◆ **WHAT IS EXPECTED**
Reproduce the records below exactly as they are written.

◆ **RECORD SET**
= = = =

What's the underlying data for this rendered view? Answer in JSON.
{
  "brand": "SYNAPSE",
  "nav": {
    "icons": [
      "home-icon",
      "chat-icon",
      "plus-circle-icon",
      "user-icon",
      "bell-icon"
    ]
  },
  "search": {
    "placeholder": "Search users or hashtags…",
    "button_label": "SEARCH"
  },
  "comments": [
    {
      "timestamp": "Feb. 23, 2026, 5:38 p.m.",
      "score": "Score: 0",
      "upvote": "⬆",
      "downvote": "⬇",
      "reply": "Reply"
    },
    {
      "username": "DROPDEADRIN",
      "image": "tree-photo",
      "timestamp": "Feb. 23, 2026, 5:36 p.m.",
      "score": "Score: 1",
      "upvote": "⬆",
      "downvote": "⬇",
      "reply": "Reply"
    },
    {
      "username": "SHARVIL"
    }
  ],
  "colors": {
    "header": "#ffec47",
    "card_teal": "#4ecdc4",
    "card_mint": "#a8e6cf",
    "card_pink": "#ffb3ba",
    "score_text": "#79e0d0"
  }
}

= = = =

◆ **COMPLETED TASK**
What's the underlying data for this rendered view? Answer in JSON.
{
  "brand": "SYNAPSE",
  "nav": {
    "icons": [
      "home-icon",
      "chat-icon",
      "plus-circle-icon",
      "user-icon",
      "bell-icon"
    ]
  },
  "search": {
    "placeholder": "Search users or hashtags…",
    "button_label": "SEARCH"
  },
  "comments": [
    {
      "timestamp": "Feb. 23, 2026, 5:38 p.m.",
      "score": "Score: 0",
      "upvote": "⬆",
      "downvote": "⬇",
      "reply": "Reply"
    },
    {
      "username": "DROPDEADRIN",
      "image": "tree-photo",
      "timestamp": "Feb. 23, 2026, 5:36 p.m.",
      "score": "Score: 1",
      "upvote": "⬆",
      "downvote": "⬇",
      "reply": "Reply"
    },
    {
      "username": "SHARVIL"
    }
  ],
  "colors": {
    "header": "#ffec47",
    "card_teal": "#4ecdc4",
    "card_mint": "#a8e6cf",
    "card_pink": "#ffb3ba",
    "score_text": "#79e0d0"
  }
}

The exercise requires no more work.